> _Saved data entries_:
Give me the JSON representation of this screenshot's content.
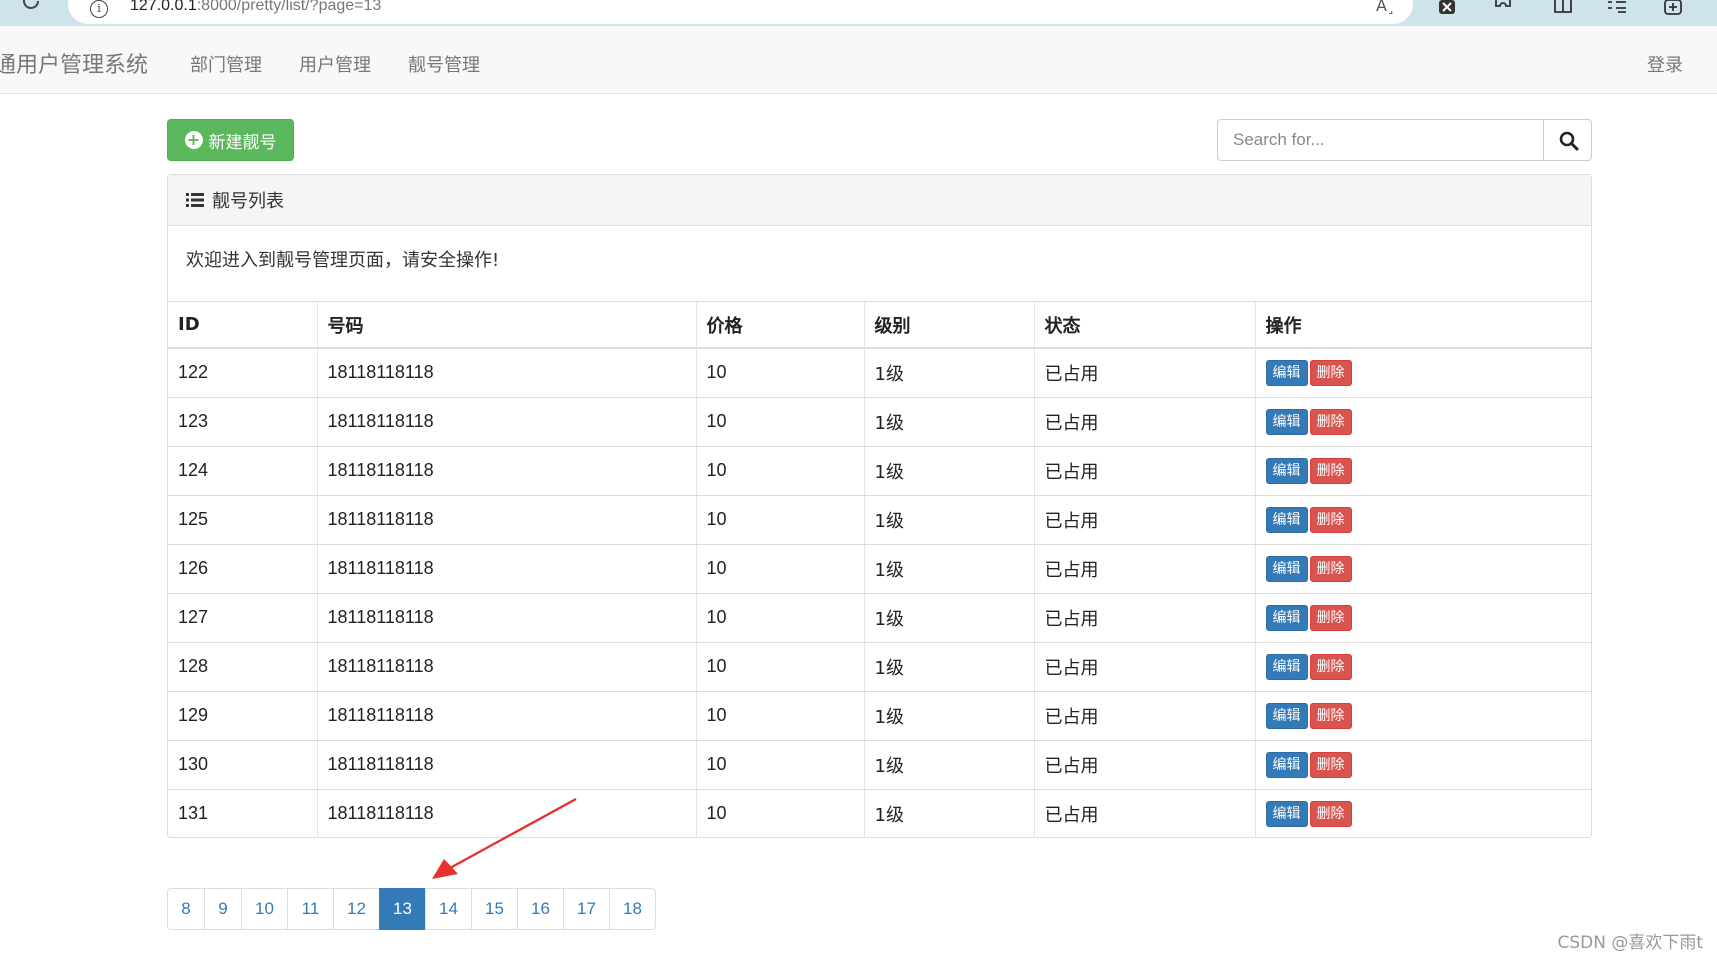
{
  "browser": {
    "url_host": "127.0.0.1",
    "url_path": ":8000/pretty/list/?page=13",
    "read_aloud_label": "A¸"
  },
  "navbar": {
    "brand": "通用户管理系统",
    "links": [
      "部门管理",
      "用户管理",
      "靓号管理"
    ],
    "login": "登录"
  },
  "actions": {
    "new_button": "新建靓号",
    "search_placeholder": "Search for..."
  },
  "panel": {
    "title": "靓号列表",
    "welcome": "欢迎进入到靓号管理页面，请安全操作!"
  },
  "table": {
    "headers": [
      "ID",
      "号码",
      "价格",
      "级别",
      "状态",
      "操作"
    ],
    "rows": [
      {
        "id": "122",
        "mobile": "18118118118",
        "price": "10",
        "level": "1级",
        "status": "已占用"
      },
      {
        "id": "123",
        "mobile": "18118118118",
        "price": "10",
        "level": "1级",
        "status": "已占用"
      },
      {
        "id": "124",
        "mobile": "18118118118",
        "price": "10",
        "level": "1级",
        "status": "已占用"
      },
      {
        "id": "125",
        "mobile": "18118118118",
        "price": "10",
        "level": "1级",
        "status": "已占用"
      },
      {
        "id": "126",
        "mobile": "18118118118",
        "price": "10",
        "level": "1级",
        "status": "已占用"
      },
      {
        "id": "127",
        "mobile": "18118118118",
        "price": "10",
        "level": "1级",
        "status": "已占用"
      },
      {
        "id": "128",
        "mobile": "18118118118",
        "price": "10",
        "level": "1级",
        "status": "已占用"
      },
      {
        "id": "129",
        "mobile": "18118118118",
        "price": "10",
        "level": "1级",
        "status": "已占用"
      },
      {
        "id": "130",
        "mobile": "18118118118",
        "price": "10",
        "level": "1级",
        "status": "已占用"
      },
      {
        "id": "131",
        "mobile": "18118118118",
        "price": "10",
        "level": "1级",
        "status": "已占用"
      }
    ],
    "edit_label": "编辑",
    "delete_label": "删除"
  },
  "pagination": {
    "pages": [
      "8",
      "9",
      "10",
      "11",
      "12",
      "13",
      "14",
      "15",
      "16",
      "17",
      "18"
    ],
    "current": "13"
  },
  "colors": {
    "success": "#5cb85c",
    "primary": "#337ab7",
    "danger": "#d9534f",
    "annotation_arrow": "#e8312f"
  },
  "watermark": "CSDN @喜欢下雨t"
}
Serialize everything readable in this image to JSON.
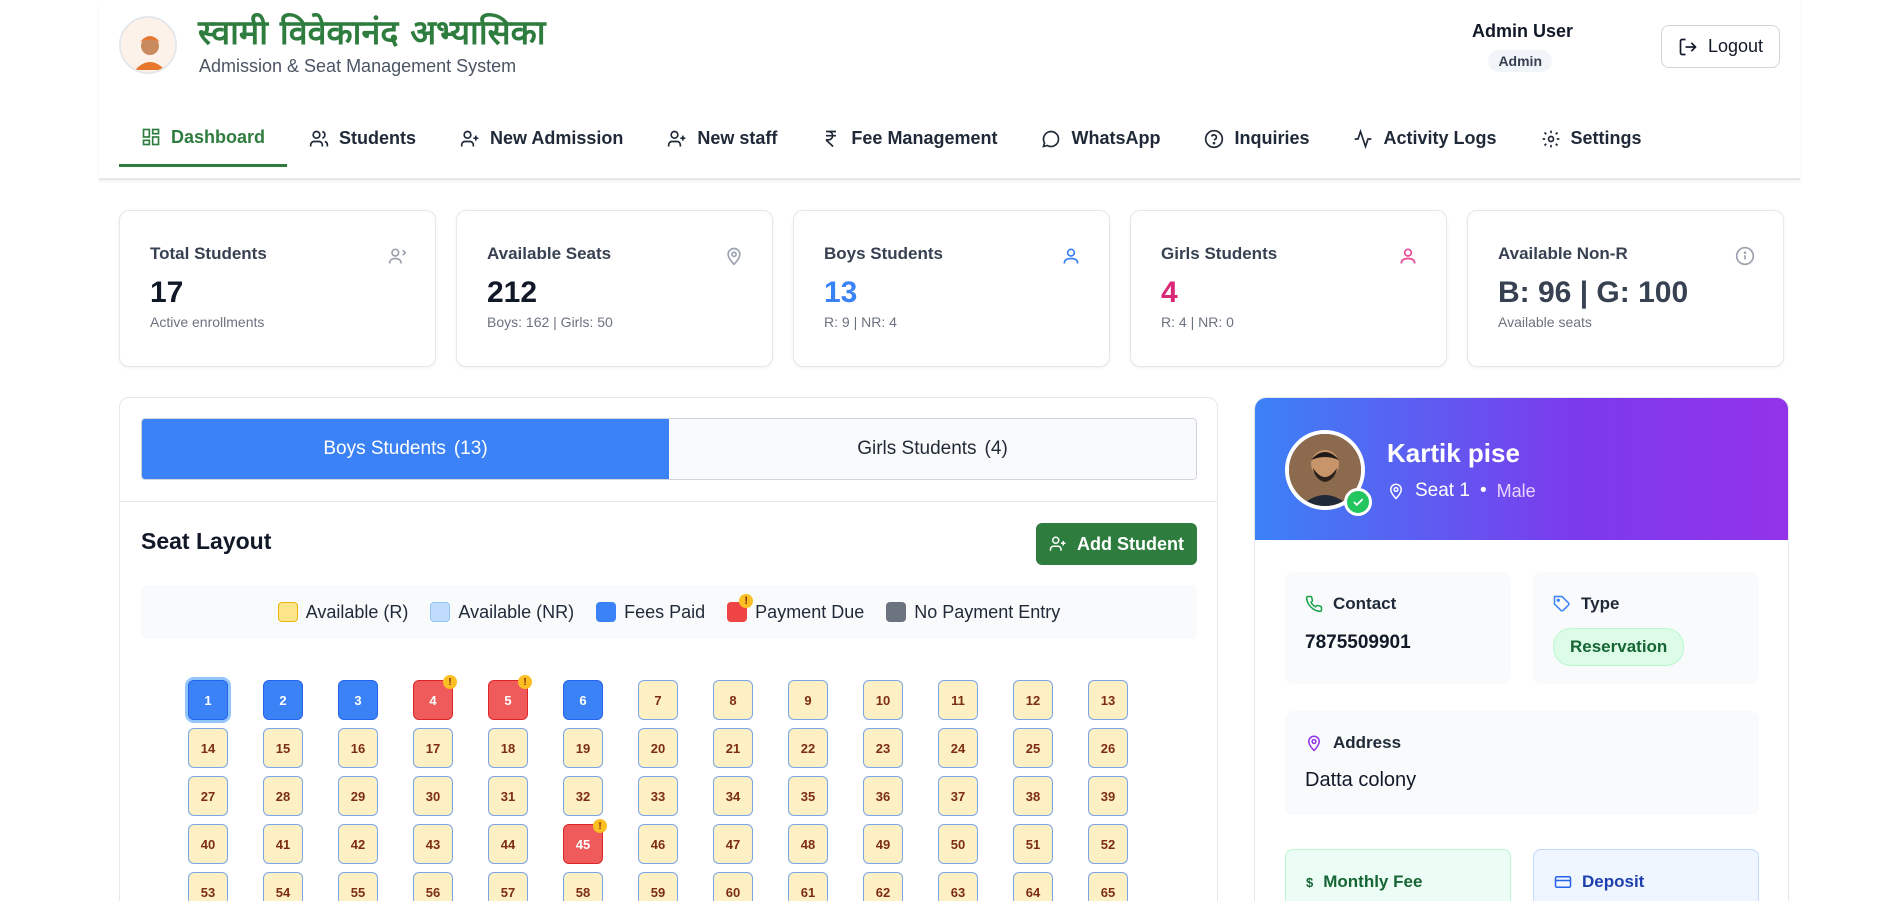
{
  "header": {
    "title": "स्वामी विवेकानंद अभ्यासिका",
    "subtitle": "Admission & Seat Management System",
    "user_name": "Admin User",
    "user_role": "Admin",
    "logout_label": "Logout"
  },
  "nav": {
    "items": [
      {
        "label": "Dashboard",
        "icon": "dashboard-icon",
        "active": true
      },
      {
        "label": "Students",
        "icon": "users-icon"
      },
      {
        "label": "New Admission",
        "icon": "user-plus-icon"
      },
      {
        "label": "New staff",
        "icon": "user-plus-icon"
      },
      {
        "label": "Fee Management",
        "icon": "rupee-icon"
      },
      {
        "label": "WhatsApp",
        "icon": "chat-icon"
      },
      {
        "label": "Inquiries",
        "icon": "help-circle-icon"
      },
      {
        "label": "Activity Logs",
        "icon": "activity-icon"
      },
      {
        "label": "Settings",
        "icon": "gear-icon"
      }
    ]
  },
  "stats": [
    {
      "label": "Total Students",
      "value": "17",
      "sub": "Active enrollments",
      "color": "#111827"
    },
    {
      "label": "Available Seats",
      "value": "212",
      "sub": "Boys: 162 | Girls: 50",
      "color": "#111827"
    },
    {
      "label": "Boys Students",
      "value": "13",
      "sub": "R: 9 | NR: 4",
      "color": "#3b82f6"
    },
    {
      "label": "Girls Students",
      "value": "4",
      "sub": "R: 4 | NR: 0",
      "color": "#db2777"
    },
    {
      "label": "Available Non-R",
      "value": "B: 96 | G: 100",
      "sub": "Available seats",
      "color": "#374151"
    }
  ],
  "tabs": {
    "boys_label": "Boys Students",
    "boys_count": "(13)",
    "girls_label": "Girls Students",
    "girls_count": "(4)"
  },
  "seat_layout": {
    "title": "Seat Layout",
    "add_label": "Add Student",
    "legend": [
      {
        "label": "Available (R)",
        "color": "#fde68a",
        "border": "#eab308"
      },
      {
        "label": "Available (NR)",
        "color": "#bfdbfe",
        "border": "#93c5fd"
      },
      {
        "label": "Fees Paid",
        "color": "#3b82f6",
        "border": "#3b82f6"
      },
      {
        "label": "Payment Due",
        "color": "#ef4444",
        "border": "#ef4444",
        "badge": "!"
      },
      {
        "label": "No Payment Entry",
        "color": "#6b7280",
        "border": "#6b7280"
      }
    ],
    "paid_seats": [
      1,
      2,
      3,
      6
    ],
    "due_seats": [
      4,
      5,
      45
    ],
    "selected_seat": 1,
    "visible_seat_count": 65
  },
  "profile": {
    "name": "Kartik pise",
    "seat": "Seat 1",
    "gender": "Male",
    "contact_label": "Contact",
    "contact_value": "7875509901",
    "type_label": "Type",
    "type_value": "Reservation",
    "address_label": "Address",
    "address_value": "Datta colony",
    "monthly_fee_label": "Monthly Fee",
    "deposit_label": "Deposit"
  }
}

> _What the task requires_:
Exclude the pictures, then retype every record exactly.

> _Response to the task_:
Give me the JSON representation of this screenshot's content.
{
  "browser": {
    "url_host": "127.0.0.1",
    "url_path": ":8000/pretty/list/?page=13",
    "read_aloud_label": "A¸"
  },
  "navbar": {
    "brand": "通用户管理系统",
    "links": [
      "部门管理",
      "用户管理",
      "靓号管理"
    ],
    "login": "登录"
  },
  "actions": {
    "new_button": "新建靓号",
    "search_placeholder": "Search for..."
  },
  "panel": {
    "title": "靓号列表",
    "welcome": "欢迎进入到靓号管理页面，请安全操作!"
  },
  "table": {
    "headers": [
      "ID",
      "号码",
      "价格",
      "级别",
      "状态",
      "操作"
    ],
    "rows": [
      {
        "id": "122",
        "mobile": "18118118118",
        "price": "10",
        "level": "1级",
        "status": "已占用"
      },
      {
        "id": "123",
        "mobile": "18118118118",
        "price": "10",
        "level": "1级",
        "status": "已占用"
      },
      {
        "id": "124",
        "mobile": "18118118118",
        "price": "10",
        "level": "1级",
        "status": "已占用"
      },
      {
        "id": "125",
        "mobile": "18118118118",
        "price": "10",
        "level": "1级",
        "status": "已占用"
      },
      {
        "id": "126",
        "mobile": "18118118118",
        "price": "10",
        "level": "1级",
        "status": "已占用"
      },
      {
        "id": "127",
        "mobile": "18118118118",
        "price": "10",
        "level": "1级",
        "status": "已占用"
      },
      {
        "id": "128",
        "mobile": "18118118118",
        "price": "10",
        "level": "1级",
        "status": "已占用"
      },
      {
        "id": "129",
        "mobile": "18118118118",
        "price": "10",
        "level": "1级",
        "status": "已占用"
      },
      {
        "id": "130",
        "mobile": "18118118118",
        "price": "10",
        "level": "1级",
        "status": "已占用"
      },
      {
        "id": "131",
        "mobile": "18118118118",
        "price": "10",
        "level": "1级",
        "status": "已占用"
      }
    ],
    "edit_label": "编辑",
    "delete_label": "删除"
  },
  "pagination": {
    "pages": [
      "8",
      "9",
      "10",
      "11",
      "12",
      "13",
      "14",
      "15",
      "16",
      "17",
      "18"
    ],
    "current": "13"
  },
  "colors": {
    "success": "#5cb85c",
    "primary": "#337ab7",
    "danger": "#d9534f",
    "annotation_arrow": "#e8312f"
  },
  "watermark": "CSDN @喜欢下雨t"
}
Serialize everything readable in this image to JSON.
{
  "header": {
    "title": "स्वामी विवेकानंद अभ्यासिका",
    "subtitle": "Admission & Seat Management System",
    "user_name": "Admin User",
    "user_role": "Admin",
    "logout_label": "Logout"
  },
  "nav": {
    "items": [
      {
        "label": "Dashboard",
        "icon": "dashboard-icon",
        "active": true
      },
      {
        "label": "Students",
        "icon": "users-icon"
      },
      {
        "label": "New Admission",
        "icon": "user-plus-icon"
      },
      {
        "label": "New staff",
        "icon": "user-plus-icon"
      },
      {
        "label": "Fee Management",
        "icon": "rupee-icon"
      },
      {
        "label": "WhatsApp",
        "icon": "chat-icon"
      },
      {
        "label": "Inquiries",
        "icon": "help-circle-icon"
      },
      {
        "label": "Activity Logs",
        "icon": "activity-icon"
      },
      {
        "label": "Settings",
        "icon": "gear-icon"
      }
    ]
  },
  "stats": [
    {
      "label": "Total Students",
      "value": "17",
      "sub": "Active enrollments",
      "color": "#111827"
    },
    {
      "label": "Available Seats",
      "value": "212",
      "sub": "Boys: 162 | Girls: 50",
      "color": "#111827"
    },
    {
      "label": "Boys Students",
      "value": "13",
      "sub": "R: 9 | NR: 4",
      "color": "#3b82f6"
    },
    {
      "label": "Girls Students",
      "value": "4",
      "sub": "R: 4 | NR: 0",
      "color": "#db2777"
    },
    {
      "label": "Available Non-R",
      "value": "B: 96 | G: 100",
      "sub": "Available seats",
      "color": "#374151"
    }
  ],
  "tabs": {
    "boys_label": "Boys Students",
    "boys_count": "(13)",
    "girls_label": "Girls Students",
    "girls_count": "(4)"
  },
  "seat_layout": {
    "title": "Seat Layout",
    "add_label": "Add Student",
    "legend": [
      {
        "label": "Available (R)",
        "color": "#fde68a",
        "border": "#eab308"
      },
      {
        "label": "Available (NR)",
        "color": "#bfdbfe",
        "border": "#93c5fd"
      },
      {
        "label": "Fees Paid",
        "color": "#3b82f6",
        "border": "#3b82f6"
      },
      {
        "label": "Payment Due",
        "color": "#ef4444",
        "border": "#ef4444",
        "badge": "!"
      },
      {
        "label": "No Payment Entry",
        "color": "#6b7280",
        "border": "#6b7280"
      }
    ],
    "paid_seats": [
      1,
      2,
      3,
      6
    ],
    "due_seats": [
      4,
      5,
      45
    ],
    "selected_seat": 1,
    "visible_seat_count": 65
  },
  "profile": {
    "name": "Kartik pise",
    "seat": "Seat 1",
    "gender": "Male",
    "contact_label": "Contact",
    "contact_value": "7875509901",
    "type_label": "Type",
    "type_value": "Reservation",
    "address_label": "Address",
    "address_value": "Datta colony",
    "monthly_fee_label": "Monthly Fee",
    "deposit_label": "Deposit"
  }
}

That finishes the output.